- Tom Gearing
You’d be forgiven for thinking that guy was all style and no substance with his pampered appearance. He’s actually shown himself to be extremely capable both as part of a team and in the running of a project. One of his major failures came quite late in the series in the art gallery task where it seemed like his history with fine dining and the high quality life style would lend itself to marketing art well but he lost out to Gabrielle Omar’s enthusiasm. His fail-safe strategy of going high risk didn’t pay off but I think that Lord Sugar actually appreciated the fact that he took the risk even if he did reprimand Jade Nash for not persuading him to go with an artist she thought was better for the gallery. But he redeemed himself in the sparkling wine task due to his history in the market so while he has made some mistakes in the process, he also has shown himself to be able to apply himself and his talents.

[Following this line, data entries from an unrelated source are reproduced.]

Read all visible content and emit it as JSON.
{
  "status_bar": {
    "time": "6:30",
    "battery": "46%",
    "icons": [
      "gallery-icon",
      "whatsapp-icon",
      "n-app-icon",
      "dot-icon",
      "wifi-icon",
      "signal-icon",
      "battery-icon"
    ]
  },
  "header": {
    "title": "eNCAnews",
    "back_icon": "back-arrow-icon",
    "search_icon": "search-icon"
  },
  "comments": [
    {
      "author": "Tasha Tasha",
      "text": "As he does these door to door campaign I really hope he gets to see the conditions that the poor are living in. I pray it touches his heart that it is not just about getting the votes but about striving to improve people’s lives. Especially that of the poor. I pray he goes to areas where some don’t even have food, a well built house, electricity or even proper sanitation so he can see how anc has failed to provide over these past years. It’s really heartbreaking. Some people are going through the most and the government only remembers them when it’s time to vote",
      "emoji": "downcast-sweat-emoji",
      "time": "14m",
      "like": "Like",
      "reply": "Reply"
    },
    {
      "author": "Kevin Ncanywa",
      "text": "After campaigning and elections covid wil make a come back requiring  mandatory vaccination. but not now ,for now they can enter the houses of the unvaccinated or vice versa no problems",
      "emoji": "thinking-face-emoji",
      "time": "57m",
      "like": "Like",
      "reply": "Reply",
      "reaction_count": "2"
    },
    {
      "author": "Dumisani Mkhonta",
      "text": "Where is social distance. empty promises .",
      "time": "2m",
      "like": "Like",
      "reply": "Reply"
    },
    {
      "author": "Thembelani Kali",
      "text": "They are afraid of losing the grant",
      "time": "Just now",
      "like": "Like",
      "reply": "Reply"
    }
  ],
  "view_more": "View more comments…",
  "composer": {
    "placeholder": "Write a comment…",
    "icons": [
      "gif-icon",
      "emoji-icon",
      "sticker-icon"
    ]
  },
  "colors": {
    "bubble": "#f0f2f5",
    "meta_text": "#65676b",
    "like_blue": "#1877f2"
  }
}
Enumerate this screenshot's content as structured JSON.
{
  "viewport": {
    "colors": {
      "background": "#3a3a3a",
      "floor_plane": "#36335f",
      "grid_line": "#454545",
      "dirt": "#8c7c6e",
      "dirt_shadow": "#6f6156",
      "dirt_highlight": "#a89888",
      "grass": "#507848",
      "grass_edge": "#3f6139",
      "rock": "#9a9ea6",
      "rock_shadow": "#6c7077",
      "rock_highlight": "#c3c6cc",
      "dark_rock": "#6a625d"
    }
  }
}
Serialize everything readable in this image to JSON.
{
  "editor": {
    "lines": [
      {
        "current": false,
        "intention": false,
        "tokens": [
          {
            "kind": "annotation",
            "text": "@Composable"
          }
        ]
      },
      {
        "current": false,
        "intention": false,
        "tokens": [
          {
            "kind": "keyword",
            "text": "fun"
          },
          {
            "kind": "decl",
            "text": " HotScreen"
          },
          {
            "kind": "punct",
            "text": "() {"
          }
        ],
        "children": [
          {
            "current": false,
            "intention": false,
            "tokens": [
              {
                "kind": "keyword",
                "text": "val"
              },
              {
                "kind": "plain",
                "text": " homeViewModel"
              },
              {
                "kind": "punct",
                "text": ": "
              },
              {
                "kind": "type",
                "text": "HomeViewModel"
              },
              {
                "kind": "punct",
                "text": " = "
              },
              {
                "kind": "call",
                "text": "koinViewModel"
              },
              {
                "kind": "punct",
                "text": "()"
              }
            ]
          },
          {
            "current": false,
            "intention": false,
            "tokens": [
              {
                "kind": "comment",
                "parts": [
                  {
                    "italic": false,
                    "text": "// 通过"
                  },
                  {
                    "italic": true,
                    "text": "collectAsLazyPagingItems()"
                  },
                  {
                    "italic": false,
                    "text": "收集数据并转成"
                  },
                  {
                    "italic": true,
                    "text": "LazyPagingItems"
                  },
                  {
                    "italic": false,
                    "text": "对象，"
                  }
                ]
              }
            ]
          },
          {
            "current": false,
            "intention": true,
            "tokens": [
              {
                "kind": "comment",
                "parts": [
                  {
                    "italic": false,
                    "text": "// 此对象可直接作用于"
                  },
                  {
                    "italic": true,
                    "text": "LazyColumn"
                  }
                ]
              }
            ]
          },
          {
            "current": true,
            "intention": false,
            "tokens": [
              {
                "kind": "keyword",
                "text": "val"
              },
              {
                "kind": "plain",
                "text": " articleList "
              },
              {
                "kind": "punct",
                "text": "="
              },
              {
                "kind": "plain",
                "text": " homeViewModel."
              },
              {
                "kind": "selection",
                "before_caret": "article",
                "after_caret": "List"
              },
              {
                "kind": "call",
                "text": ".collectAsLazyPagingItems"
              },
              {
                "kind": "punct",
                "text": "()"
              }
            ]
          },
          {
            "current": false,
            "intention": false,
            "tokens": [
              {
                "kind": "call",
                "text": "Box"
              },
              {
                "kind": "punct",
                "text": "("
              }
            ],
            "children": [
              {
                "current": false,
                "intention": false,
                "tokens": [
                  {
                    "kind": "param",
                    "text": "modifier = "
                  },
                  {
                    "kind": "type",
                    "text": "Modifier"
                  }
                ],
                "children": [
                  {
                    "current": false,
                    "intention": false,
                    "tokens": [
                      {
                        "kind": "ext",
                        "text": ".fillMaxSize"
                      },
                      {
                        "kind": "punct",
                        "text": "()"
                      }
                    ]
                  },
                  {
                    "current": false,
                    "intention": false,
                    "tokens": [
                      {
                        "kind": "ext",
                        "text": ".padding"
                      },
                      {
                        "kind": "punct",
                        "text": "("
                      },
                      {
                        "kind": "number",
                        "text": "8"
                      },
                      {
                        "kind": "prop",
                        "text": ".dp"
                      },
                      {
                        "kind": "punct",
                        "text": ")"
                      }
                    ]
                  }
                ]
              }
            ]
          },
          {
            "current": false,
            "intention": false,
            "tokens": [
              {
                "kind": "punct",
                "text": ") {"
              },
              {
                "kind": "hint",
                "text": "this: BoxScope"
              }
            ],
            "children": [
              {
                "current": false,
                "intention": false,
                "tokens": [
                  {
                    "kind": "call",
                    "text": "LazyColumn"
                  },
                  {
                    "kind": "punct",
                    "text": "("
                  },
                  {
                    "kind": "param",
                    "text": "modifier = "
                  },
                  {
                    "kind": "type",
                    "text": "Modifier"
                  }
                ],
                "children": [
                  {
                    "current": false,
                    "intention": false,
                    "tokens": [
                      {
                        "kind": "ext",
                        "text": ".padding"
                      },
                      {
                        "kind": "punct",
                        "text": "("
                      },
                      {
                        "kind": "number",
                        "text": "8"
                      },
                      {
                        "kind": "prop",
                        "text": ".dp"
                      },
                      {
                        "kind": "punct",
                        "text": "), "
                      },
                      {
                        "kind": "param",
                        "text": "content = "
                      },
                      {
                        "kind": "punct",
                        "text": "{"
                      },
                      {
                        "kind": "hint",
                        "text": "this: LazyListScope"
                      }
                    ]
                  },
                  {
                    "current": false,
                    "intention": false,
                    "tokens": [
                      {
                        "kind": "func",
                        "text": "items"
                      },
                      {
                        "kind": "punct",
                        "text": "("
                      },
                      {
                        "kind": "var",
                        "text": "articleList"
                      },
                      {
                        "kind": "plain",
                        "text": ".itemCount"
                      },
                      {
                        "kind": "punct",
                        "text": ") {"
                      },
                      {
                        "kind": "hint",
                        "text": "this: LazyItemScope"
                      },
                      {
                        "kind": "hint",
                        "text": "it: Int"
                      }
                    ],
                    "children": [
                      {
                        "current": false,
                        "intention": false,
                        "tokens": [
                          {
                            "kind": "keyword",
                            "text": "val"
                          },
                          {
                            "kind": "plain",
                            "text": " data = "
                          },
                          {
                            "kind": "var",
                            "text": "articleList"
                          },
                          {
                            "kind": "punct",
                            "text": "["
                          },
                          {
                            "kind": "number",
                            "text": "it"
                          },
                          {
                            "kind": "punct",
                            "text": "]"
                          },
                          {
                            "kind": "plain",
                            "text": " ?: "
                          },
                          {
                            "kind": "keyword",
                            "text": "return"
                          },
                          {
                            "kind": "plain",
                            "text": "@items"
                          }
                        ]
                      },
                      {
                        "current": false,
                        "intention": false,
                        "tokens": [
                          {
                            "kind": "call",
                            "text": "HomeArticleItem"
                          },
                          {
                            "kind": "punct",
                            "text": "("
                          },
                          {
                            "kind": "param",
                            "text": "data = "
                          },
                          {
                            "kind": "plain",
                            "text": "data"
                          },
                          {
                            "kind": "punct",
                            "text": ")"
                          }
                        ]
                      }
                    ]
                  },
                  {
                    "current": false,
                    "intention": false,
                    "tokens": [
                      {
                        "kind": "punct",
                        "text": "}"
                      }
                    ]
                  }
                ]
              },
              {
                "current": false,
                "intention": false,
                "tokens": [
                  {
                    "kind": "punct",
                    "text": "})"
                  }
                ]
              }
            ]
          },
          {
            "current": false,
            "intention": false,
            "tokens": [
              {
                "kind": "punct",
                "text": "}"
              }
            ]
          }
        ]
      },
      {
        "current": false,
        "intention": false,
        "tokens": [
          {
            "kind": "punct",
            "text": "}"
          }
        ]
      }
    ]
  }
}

Regarding his business plan, looking at his profile I think his plan will be to do with fashion or something similar to the fine dining business that he’s already in. I think the luxury goods market is his strength and he will stick to that. It’s largely up to the product itself and whether it will be endearing to Lord Sugar. If it isn’t innovative enough, Lord Sugar won’t waste his money. Too ambitious and there will be too many problems to move forward. But if he strikes the balance just right, he might just walk home with the partnership.
Considering the candidates, I really do think that only three out of the four have any legitimate chance of walking away with the £250,000 investment. And even if their business plan shows promise it’s still a matter of good pitching and understanding the background of the business because before they go in front of the interviewers, they must sell their plan to Lord Alan Sugar himself. It’s clear from some of the previews that at least one of the business plans hasn’t been thought out. Once they’ve explained their plans to Lord Sugar then each contestant will face Margaret Mountford, Matthew Riley, Mike Soutar and Claude Littner in turn. This is where having a clear understanding of everything around the business and having solid market research will pay off.
Given what we’ve seen from the contestants this year, I’d say that Ricky Martin and Tom Gearing certainly have the best chances since they have both shown themselves to be in depth in their approach to research and pitching. I’d probably give Ricky the edge since I think he’s been a more consistent seller but I also wouldn’t overlook Nick Holzherr who might be something of a dark horse in this race. Nick is actually the most successful candidate of the final four. In both his stints as project manager, he won. He has only been on the losing team three times and of those three times he was only brought into the boardroom for the first last week. Including his stints as project manager he has been in the winning team eight times. Every other candidate has lost as project manager at least once and lost at least four times. The question is whether any of these statistics will result in a better business plan or will he just fall at the last hurdle?
There’s only one way to find out. Well, two actually. You could bribe Alan Sugar but it’s probably easier just to watch The Apprentice tonight on BBC One at 8.30pm.